- Is there worsened leg swelling in the patient with DVT? The patient with acute DVT and leg swelling may experience somewhat more swelling during or after the flight – not because of worsening DVT, but because of increased fluid retention in the legs from the decreased air pressure in the cabin. Many healthy people experience that, too. Also, the distances to walk and the prolonged standing in the airport may lead to increased leg swelling. However, this is not expected to lead to worsening DVT or a new DVT.
- Is there worsened shortness of breath in the patient with PE? The patient who has had a large PE or has other underlying lung disease (COPD, etc.) may have some worsening of shortness of breath during flying – not because of new PE, but because the airplane cabin contains slightly less oxygen than the air at sea level.
In general, I discuss with the patient who has a new DVT or PE that…
- it appears to be o.k. to fly immediately after the DVT or PE diagnosis, as long as the person is on full-dose blood thinners.

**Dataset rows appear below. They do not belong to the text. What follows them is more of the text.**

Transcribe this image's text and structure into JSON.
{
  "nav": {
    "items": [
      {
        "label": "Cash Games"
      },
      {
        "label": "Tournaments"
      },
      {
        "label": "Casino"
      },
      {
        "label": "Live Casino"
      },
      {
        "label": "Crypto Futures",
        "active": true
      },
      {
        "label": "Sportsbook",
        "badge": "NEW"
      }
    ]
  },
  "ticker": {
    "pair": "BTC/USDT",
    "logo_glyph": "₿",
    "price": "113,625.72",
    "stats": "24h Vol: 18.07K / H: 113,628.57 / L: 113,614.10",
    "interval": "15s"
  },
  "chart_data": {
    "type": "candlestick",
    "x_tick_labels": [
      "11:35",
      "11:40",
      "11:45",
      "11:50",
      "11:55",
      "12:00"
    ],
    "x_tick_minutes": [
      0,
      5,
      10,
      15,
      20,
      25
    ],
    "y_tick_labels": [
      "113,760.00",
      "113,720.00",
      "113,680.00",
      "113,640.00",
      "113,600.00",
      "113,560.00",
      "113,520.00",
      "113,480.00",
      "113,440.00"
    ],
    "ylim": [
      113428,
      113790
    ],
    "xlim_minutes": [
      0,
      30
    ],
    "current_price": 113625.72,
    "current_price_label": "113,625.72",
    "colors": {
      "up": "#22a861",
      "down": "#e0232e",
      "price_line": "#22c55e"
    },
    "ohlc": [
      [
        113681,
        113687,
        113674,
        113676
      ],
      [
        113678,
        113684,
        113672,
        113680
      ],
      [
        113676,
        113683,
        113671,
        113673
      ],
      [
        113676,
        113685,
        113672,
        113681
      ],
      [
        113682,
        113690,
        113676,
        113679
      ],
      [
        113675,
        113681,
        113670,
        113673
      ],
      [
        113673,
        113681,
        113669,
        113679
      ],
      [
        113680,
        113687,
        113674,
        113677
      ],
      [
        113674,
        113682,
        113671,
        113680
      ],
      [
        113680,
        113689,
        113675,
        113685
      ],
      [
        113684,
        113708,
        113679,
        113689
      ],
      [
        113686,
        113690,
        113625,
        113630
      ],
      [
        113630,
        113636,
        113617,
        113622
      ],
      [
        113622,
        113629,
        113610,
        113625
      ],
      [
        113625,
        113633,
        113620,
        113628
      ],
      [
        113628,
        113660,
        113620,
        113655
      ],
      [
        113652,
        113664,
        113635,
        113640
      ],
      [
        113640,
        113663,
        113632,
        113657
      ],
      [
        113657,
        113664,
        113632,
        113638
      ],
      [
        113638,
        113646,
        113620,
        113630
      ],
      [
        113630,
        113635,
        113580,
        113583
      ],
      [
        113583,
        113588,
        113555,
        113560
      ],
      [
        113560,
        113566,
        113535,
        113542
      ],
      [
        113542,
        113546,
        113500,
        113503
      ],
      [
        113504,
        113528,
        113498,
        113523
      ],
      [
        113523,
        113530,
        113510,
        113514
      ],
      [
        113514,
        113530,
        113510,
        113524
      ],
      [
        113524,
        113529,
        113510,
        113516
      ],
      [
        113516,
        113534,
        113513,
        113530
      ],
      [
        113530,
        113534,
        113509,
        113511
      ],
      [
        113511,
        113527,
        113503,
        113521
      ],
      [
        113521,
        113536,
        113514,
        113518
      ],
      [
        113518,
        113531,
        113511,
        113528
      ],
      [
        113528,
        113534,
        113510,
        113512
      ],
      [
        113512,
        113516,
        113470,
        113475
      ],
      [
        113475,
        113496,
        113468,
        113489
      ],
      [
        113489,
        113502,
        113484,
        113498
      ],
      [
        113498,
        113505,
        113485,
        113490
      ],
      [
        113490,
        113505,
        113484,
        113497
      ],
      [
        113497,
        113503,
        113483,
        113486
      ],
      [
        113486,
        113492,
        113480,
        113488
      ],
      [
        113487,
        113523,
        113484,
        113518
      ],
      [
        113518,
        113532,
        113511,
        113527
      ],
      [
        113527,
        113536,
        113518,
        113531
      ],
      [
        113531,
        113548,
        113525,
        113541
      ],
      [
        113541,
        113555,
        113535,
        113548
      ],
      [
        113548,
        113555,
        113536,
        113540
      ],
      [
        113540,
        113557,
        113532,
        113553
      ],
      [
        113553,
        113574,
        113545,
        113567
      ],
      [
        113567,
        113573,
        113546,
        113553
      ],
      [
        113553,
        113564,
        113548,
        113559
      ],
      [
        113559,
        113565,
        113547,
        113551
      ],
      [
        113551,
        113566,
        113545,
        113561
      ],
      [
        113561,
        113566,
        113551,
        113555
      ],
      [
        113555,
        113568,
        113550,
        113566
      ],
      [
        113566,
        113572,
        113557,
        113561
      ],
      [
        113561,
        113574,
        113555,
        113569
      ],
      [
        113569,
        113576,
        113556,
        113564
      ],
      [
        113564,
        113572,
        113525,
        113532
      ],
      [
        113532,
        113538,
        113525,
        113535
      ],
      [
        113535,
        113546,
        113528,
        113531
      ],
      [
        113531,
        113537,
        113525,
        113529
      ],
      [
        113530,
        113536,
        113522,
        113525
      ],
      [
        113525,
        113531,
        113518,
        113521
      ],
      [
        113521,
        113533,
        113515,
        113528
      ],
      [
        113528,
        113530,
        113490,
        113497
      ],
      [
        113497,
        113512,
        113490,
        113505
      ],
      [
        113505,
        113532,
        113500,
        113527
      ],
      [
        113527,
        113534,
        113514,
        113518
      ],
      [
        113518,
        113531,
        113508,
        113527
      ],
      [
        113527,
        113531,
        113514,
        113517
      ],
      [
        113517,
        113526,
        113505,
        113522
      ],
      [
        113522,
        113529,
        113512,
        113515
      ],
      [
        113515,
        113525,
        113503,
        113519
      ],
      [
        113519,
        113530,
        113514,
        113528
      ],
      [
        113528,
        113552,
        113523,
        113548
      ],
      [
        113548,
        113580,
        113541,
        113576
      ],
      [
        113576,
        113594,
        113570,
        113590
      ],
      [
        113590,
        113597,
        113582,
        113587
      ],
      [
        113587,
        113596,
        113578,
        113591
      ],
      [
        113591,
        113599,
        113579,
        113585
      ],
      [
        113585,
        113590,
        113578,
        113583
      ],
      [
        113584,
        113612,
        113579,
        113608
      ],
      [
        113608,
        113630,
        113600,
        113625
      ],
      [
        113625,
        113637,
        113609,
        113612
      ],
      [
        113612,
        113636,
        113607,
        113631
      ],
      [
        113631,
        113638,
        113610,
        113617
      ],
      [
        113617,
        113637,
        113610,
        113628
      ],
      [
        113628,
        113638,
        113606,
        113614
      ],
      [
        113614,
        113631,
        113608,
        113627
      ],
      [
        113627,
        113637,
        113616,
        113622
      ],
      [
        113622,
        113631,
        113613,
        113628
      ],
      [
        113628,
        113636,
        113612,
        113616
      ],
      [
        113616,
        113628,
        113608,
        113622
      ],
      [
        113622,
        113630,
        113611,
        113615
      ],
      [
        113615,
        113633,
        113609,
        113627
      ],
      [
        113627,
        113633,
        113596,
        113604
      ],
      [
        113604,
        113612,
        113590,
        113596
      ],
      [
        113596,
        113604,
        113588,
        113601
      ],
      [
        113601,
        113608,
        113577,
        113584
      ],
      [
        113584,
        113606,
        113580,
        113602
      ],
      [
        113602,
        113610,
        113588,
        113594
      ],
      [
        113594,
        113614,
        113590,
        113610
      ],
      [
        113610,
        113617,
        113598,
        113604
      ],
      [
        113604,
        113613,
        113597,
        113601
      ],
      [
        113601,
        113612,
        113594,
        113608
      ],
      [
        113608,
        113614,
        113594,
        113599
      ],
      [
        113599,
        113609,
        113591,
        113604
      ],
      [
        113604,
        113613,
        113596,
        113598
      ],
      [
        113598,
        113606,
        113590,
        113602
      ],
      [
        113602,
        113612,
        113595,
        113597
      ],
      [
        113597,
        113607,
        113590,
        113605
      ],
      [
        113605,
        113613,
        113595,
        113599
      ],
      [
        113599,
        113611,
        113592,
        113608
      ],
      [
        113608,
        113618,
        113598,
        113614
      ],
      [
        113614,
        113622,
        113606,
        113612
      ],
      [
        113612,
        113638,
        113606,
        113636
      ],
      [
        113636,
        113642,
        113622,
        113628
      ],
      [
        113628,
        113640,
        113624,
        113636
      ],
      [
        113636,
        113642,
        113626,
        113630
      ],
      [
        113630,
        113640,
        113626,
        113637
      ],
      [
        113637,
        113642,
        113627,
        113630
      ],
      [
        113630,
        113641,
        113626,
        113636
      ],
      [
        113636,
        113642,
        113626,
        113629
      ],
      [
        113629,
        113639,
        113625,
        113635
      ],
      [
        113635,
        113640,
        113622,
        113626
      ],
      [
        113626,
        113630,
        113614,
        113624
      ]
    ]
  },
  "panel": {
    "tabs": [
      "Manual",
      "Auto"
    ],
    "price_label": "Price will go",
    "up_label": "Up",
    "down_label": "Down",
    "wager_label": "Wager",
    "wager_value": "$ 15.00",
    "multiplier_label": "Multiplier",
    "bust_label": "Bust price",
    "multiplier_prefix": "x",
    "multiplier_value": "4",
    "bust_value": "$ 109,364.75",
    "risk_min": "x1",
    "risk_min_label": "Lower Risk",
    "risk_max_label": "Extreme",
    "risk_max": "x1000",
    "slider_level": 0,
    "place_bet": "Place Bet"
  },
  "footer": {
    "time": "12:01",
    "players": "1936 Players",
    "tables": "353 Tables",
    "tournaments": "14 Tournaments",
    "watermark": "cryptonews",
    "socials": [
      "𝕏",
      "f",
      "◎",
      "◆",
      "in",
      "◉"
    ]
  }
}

- airline travel is not expected to lead to an increased risk of new DVT or PE or breaking off of clots from a DVT.
- leg swelling in the person with DVT may temporarily worsen during and in the few days after airline travel due to the lower air pressure in the airline cabin.
- shortness of breath in the person with a fairly large PE may be somewhat worse during airline travel due to the mildly decreased oxygen content in the airline cabin.
- it may be worthwhile to delay a flight for at least a few days, to be sure that the patient is stable, no unexpected issues occur, and/or the patient has had time to adapt to this new, potentially life-modifying diagnosis and treatment.
As always, individualized medical decisions need to be made.
- Chandra D et al. Meta-analysis: Travel and risk for venous thromboembolism. Ann Intern Med 2009;151:180-190.
- Cannegieter SC. Travel-related thrombosis. Best Pract Res Clin Haematol. 2012 Sep;25(3):345-50.
- Schreijer AJ et al. Activation of coagulation system during air travel: a crossover study. Lancet 2006 Mar 11;367(9513):832-8.
- Schreijer AJ et al. Explanations for coagulation activation after air travel. J Thromb Haemost 2010 May;8(5):971-8.
I appreciate the discussions with Dr. Richard Moon, Medical Director, Center for Hyperbaric Medicine & Environmental Physiology, Duke University Medical Center, Dr. Claude Piantadosi, Interim Chief, Division of Pulmonary, Allergy and Critical Care Medicine, Duke University Medical Center, and Dr. Philip Blatt, Adjunct Professor of Internal Medicine and Hematology, Duke University Medical Center, Durham, NC.
Last updated: July 12th, 2017